One of my reasons for stopping at Singapore was to visit Bukit Timah Nature Reserve, a park that I've heard a lot about but that I haven't been able to visit my previous time in Singapore. What sets it apart from other areas of Singapore is that it is uncut forest, and so a very well preserved native rainforest.
With only one day in Singapore and wanting to visit Bukit Timah, I did not really have time for the usual attractions, but I did see a few things along the way. First of all, flags were very popular, something I didn't remember from my last visit. I suspect they were up to celebrate Singapore's national day on August 9th.
Singapore is determinedly multi-cultural. Although all the announcements on the subway were in English, many people I tried to talk to would not admit to knowing English, and all the signs are in multiple languages.
The area of town my hotel was in was between two subway stations called "Lavender" and "Bugis", and the street my hotel was on was called Jalal Sultan, in what I believe is the Arab quarter of Singapore. Here are some traditional houses and a mosque in the neighborhood.
Bukit means "hill" in the Malay and Indonesian languages. Bukit Timah also happens to be the highest point in Singapore. So now, I have climbed the highest peak in Singapore. It is 163.63m high, which means that about 54 Bukit Timah, one on top of the other, might approach the height of Mt. Everest. Seen from the street, it does not look particularly impressive -- Bukit Timah is the hill under the radio towers.
The map shows several trails in and around Bukit Timah, as well as flooded quarries to the West of the summit.
I am not sure if it is obvious from the pictures, but the water is a good 100m or more below the place from where I took the picture.
I went to Bukit Timah primarily to see the plants, but there are also a few animals. No longer the wild tigers that English colonists complained about in the mid 1800s, but many birds and even a monkey, which you may find if you look carefully in the next pictures.
I also saw a monitor lizard, probably about 30-50cm long.
The nature reserve also hosts flying lemurs (Cynocephalus variegatus peninsulae), but I didn't see any. The visitors center has a very nice video of one, however. There are supposedly also flying squirrels, pangolins, civets, and a lot of reptiles and birds.
The plants were very nice, but as usual, it is rather challenging for me to take pictures of trees or shrubs in a forest. Instead, here is a view from a slightly more open place.
I believe the taller trees at the summit of the hill are dipterocarps, which are described as "emergent" since they emerge above the main forest canopy. The next pictures are slightly closer views of dipterocarps.
The last one, according to the sign, is "one of the largest trees ever recorded in Singapore, with a girth of 7 metres", and is a Pulai, Alstonia angustiloba.
As it might be in Hawaii, the open area was covered in uluhe (Dicranopteris linearis), a fern that is at home in many tropical parts of the world.
I also found some Clidemia hirta, and I guess it is invasive here as it is in Hawaii.

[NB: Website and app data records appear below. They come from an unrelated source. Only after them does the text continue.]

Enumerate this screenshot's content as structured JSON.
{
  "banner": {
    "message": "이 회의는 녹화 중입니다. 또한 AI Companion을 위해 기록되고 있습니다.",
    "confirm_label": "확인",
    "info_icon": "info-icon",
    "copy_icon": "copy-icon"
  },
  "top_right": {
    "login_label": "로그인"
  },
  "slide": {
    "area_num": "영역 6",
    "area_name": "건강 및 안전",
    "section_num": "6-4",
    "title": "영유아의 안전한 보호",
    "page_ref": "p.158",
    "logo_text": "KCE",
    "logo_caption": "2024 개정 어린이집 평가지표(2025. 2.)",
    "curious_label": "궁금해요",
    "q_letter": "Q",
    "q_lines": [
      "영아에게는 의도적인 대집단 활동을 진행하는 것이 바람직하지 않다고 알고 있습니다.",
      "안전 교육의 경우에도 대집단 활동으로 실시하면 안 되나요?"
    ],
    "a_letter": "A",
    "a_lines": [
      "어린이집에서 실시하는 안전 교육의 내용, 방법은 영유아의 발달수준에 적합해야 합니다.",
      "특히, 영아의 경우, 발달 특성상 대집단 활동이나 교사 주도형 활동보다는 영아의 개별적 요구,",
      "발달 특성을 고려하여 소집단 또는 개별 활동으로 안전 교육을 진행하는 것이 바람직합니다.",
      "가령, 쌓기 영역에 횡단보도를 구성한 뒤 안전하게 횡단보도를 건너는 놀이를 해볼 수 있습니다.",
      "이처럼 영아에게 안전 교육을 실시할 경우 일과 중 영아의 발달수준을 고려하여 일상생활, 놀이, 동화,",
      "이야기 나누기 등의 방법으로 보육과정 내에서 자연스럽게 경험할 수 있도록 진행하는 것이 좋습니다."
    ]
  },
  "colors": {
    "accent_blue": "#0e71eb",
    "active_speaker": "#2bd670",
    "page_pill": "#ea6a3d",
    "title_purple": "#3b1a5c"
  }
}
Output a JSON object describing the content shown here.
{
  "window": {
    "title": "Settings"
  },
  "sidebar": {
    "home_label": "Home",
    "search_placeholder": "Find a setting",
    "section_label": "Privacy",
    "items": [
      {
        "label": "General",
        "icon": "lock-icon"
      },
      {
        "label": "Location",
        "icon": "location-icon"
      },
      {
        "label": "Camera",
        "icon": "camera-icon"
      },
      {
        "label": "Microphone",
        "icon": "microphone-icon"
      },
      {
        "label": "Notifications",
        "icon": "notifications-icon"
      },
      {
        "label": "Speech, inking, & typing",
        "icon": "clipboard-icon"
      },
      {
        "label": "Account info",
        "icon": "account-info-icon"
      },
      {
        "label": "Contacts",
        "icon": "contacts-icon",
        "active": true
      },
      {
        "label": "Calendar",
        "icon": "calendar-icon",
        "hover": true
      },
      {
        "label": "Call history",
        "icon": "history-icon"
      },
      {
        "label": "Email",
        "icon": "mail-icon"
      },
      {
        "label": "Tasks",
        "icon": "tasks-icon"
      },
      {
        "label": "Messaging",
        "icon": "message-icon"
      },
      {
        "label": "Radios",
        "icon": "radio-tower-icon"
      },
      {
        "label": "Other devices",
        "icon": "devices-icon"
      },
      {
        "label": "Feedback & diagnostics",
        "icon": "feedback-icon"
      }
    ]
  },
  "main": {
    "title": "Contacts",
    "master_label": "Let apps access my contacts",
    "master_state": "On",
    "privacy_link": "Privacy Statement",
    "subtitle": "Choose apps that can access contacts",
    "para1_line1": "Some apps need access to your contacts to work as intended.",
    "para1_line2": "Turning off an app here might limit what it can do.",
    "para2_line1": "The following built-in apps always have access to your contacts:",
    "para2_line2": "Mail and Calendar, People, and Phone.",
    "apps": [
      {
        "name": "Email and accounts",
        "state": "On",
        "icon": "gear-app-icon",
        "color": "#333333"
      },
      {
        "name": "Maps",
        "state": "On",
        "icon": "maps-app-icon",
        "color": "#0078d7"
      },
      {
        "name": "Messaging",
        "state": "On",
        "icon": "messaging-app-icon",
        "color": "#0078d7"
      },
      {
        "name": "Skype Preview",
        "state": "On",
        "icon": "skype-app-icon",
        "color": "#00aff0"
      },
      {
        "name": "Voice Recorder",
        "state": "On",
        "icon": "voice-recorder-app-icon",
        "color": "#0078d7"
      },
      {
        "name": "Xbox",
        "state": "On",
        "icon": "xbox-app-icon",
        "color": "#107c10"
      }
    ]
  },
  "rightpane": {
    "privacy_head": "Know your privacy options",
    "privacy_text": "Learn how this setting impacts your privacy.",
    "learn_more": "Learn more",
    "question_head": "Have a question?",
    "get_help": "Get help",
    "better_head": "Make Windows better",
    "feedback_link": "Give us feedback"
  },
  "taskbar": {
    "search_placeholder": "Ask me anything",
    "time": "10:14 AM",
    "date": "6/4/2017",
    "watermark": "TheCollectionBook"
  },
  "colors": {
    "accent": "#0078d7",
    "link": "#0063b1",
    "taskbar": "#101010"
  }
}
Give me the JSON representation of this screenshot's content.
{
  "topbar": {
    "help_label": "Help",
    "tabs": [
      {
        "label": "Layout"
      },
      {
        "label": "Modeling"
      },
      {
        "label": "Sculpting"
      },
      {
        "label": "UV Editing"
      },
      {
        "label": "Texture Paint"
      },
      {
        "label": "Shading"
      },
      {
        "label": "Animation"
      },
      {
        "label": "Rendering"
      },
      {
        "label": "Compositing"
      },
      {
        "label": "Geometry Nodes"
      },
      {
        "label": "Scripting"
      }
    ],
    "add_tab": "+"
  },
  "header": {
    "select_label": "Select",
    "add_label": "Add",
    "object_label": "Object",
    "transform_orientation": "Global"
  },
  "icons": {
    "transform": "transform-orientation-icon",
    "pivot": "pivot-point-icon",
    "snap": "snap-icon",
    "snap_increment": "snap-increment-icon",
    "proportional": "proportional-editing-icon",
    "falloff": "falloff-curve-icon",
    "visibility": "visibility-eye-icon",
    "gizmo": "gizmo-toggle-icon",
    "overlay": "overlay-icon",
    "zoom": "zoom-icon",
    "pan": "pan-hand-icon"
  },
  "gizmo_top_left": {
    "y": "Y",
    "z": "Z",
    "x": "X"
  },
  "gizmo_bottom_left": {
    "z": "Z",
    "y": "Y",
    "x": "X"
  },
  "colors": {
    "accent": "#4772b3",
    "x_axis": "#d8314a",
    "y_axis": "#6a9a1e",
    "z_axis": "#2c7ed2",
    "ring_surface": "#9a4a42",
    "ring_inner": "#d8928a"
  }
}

Many of the plants are labeled, and clearly there is a huge diversity. Here are some of the more curious plants I saw. This is a big vine covered in big bumps, and most of the bumps have little thorns at the end.
This tree, a Kayu Arang (Cratoxylum cochinchinense), sheds its bark to prevent the growth of epiphytes.
Some nice flowers.
The second picture above is a ginger flower, and was near the visitors center, so it may have been planted.
I am not sure what this plant is, but it looks interesting.
This tree grows on aerial roots.
This tree, a Merombong (Adina rubescens), has a trunk with lots of holes.
This Keranji (Dialium Maingayi), like many other trees here (and in the Daintree National park in Australia), has beautiful buttress roots.
There were quite a few nice mushrooms.
Rattan palms, which are quite thorny.
The trail crossed several small streams with a profusion of plants, including some small tree ferns.
Of course, being in the middle of a small island with a lot of people, Bukit Timah has not completely been left to itself. During the Japanese conquest in 1942, one of the last stands of the defending English garrison was on Bukit Timah. I also found one tunnel showing the proverbial light at the end of the tunnel.
I have been flying quite a bit in the past few days. Here is a picture of me in the subway in Singapore with my two backpacks, on my way to the airport leaving Singapore on August 7th.
Over the past few days I have also had quite a few window seats, with nice views, sometimes of the ground, but more frequently just of the wings. Here is a wing with the moon over Eastern Australia.
Here is a wingtip in the sunset.